Why does Jesus’ birth date matter, since only name prophesies purpose in Jewish culture? The answer is the Jewish feasts. Jesus died on the feast of Passover and rose on the feast of Firstfruits. The Holy Spirit came on the feast of Pentecost (Shavuot). Jesus’ Second Coming will coincide with a feast, so why not his conception or birthday? Zacharias might have served in the temple during the 22-day fall feast cycle: Rosh Hashanah, Yom Kippur (Day of Atonement), and Sukkot (Tabernacles). He was chosen to “burn incense” (Luke 1:9). If John was conceived after Tabernacles (September-October), then Mary conceived in the spring (March-April) near Passover and Jesus was born in winter (December-January). So he may have arrived on the first night of Hanukkah, truly “the light of the world” (John 8:12).
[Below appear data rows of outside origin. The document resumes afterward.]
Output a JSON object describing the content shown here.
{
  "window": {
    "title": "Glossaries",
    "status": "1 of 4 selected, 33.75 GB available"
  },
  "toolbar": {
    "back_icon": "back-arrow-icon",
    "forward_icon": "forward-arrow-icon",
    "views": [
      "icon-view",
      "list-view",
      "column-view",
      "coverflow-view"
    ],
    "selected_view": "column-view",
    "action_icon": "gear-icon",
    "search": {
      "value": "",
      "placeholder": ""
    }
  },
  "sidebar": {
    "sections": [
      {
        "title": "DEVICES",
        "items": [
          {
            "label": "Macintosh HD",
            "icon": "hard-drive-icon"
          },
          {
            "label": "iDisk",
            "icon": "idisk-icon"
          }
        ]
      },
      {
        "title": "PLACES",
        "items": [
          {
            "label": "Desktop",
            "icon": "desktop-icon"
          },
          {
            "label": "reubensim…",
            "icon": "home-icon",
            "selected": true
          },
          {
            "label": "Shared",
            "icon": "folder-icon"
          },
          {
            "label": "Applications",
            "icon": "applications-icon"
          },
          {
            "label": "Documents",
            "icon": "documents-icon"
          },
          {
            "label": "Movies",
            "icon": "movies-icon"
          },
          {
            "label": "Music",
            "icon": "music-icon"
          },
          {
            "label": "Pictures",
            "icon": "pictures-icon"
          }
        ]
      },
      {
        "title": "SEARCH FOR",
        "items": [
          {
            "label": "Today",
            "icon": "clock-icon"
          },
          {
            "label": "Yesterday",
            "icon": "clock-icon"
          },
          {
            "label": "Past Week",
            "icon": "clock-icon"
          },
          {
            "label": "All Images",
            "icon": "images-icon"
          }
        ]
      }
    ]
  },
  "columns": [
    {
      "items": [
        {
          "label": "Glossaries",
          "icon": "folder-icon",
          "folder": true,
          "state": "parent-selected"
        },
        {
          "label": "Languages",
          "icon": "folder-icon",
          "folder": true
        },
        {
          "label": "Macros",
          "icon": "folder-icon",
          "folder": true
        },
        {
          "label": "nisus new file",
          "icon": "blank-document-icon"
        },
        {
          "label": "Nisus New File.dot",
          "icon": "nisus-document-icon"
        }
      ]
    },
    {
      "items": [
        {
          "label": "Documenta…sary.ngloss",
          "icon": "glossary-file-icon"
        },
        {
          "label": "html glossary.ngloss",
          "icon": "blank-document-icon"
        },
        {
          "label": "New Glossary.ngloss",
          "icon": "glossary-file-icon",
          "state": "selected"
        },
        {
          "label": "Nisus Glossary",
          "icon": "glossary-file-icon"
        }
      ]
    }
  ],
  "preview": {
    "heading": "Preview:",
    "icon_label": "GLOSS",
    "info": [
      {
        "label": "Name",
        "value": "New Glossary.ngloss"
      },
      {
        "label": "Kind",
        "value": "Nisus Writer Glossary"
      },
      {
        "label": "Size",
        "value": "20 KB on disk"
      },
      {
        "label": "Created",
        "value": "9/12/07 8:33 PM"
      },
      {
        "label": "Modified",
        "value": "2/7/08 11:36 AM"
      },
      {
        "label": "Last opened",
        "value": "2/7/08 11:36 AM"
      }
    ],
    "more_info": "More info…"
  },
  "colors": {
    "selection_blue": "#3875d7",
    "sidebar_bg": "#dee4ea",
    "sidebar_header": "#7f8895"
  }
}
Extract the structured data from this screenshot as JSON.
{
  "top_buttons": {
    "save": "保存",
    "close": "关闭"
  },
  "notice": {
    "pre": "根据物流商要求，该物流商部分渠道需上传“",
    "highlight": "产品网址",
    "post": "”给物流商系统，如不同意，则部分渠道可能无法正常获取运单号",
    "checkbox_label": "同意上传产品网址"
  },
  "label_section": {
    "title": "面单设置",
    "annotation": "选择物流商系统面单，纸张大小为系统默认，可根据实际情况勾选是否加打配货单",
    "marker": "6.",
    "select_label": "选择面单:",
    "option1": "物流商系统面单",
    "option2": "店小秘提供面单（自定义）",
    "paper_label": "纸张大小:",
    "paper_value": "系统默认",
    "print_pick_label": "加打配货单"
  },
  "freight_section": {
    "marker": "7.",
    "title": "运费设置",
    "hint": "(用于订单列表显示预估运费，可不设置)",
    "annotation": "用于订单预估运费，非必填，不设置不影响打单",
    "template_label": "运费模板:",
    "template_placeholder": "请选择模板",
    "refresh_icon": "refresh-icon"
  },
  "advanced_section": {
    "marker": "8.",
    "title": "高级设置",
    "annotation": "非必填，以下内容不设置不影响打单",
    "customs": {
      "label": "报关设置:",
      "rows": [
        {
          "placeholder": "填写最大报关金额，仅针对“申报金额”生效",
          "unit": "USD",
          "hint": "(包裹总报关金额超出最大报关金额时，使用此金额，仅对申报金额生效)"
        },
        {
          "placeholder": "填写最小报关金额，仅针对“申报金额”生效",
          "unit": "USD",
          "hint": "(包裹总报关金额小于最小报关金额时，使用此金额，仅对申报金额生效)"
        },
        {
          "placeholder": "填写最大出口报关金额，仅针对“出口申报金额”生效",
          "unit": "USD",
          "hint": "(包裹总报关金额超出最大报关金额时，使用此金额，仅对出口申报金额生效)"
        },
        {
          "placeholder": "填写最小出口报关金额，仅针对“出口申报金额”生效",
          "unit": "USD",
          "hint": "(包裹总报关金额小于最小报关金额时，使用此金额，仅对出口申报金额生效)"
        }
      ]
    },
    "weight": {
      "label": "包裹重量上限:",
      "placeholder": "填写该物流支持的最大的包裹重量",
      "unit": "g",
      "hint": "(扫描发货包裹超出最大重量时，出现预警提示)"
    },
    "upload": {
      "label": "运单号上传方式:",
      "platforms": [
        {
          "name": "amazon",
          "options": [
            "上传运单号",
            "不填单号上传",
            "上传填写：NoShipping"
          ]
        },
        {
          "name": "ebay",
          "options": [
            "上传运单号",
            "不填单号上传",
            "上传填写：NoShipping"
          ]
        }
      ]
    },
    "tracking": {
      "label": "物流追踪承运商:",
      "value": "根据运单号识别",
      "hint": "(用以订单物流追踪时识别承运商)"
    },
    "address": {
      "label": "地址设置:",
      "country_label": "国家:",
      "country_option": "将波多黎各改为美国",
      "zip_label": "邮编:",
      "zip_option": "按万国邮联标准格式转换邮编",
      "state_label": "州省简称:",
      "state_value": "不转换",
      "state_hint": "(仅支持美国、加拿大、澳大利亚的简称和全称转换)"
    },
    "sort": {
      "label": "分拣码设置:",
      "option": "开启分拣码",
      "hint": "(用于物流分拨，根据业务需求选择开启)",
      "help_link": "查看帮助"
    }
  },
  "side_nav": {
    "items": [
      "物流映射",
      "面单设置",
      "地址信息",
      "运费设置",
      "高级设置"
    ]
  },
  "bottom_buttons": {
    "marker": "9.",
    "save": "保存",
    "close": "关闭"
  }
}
Another possibility exists. Jesus’ ministry lasted 3.5 years. Then he died on Passover. If we go backward 3.5 years, when John the Baptist baptized Jesus in the Jordan River, then we find the feasts of Rosh Hashanah and Yom Kippur. In between are “ten days of awe,” when Jews search their souls and repent. This was the theme of John’s ministry. Jesus began his ministry at age thirty (Luke 3:23). If his baptism fell on or near his birthday, Rosh Hashanah or Yom Kippur, then truly Jesus is the New Year for converted believers and his death is our atonement.
Most disturbing is Hodge’s idea that pagan elements can be transformed into Christian ones. Roman Catholic priests have done this for centuries, giving Christian names and meanings to pagan rituals and gods. The result is a Christian veneer without conversion that makes recipients wrongly think they are saved. We cannot approach Christmas the same way! Hodge mentions Old Testament tree worship but not the same pagan idolatry in ancient Europe. The iconoclast Saint Boniface (c.675-754) cut down pagan trees in Europe, but Hodge never mentions him.
I don’t shop on Black Friday, decorate a tree, or exchange gifts. I prefer mincemeat pie and Selah’s “Rose of Bethlehem” to Santa. Still, I wish we’d celebrate Christmas like we used to: attending church and visiting the poor. According to Washington Irving (1783-1859), modern Christmas began in a post-Enlightenment Europe. It has nothing to do with Jesus. So instead of converting pagan rituals into Christian ones, we should listen to Answers in Genesis and return to the Bible.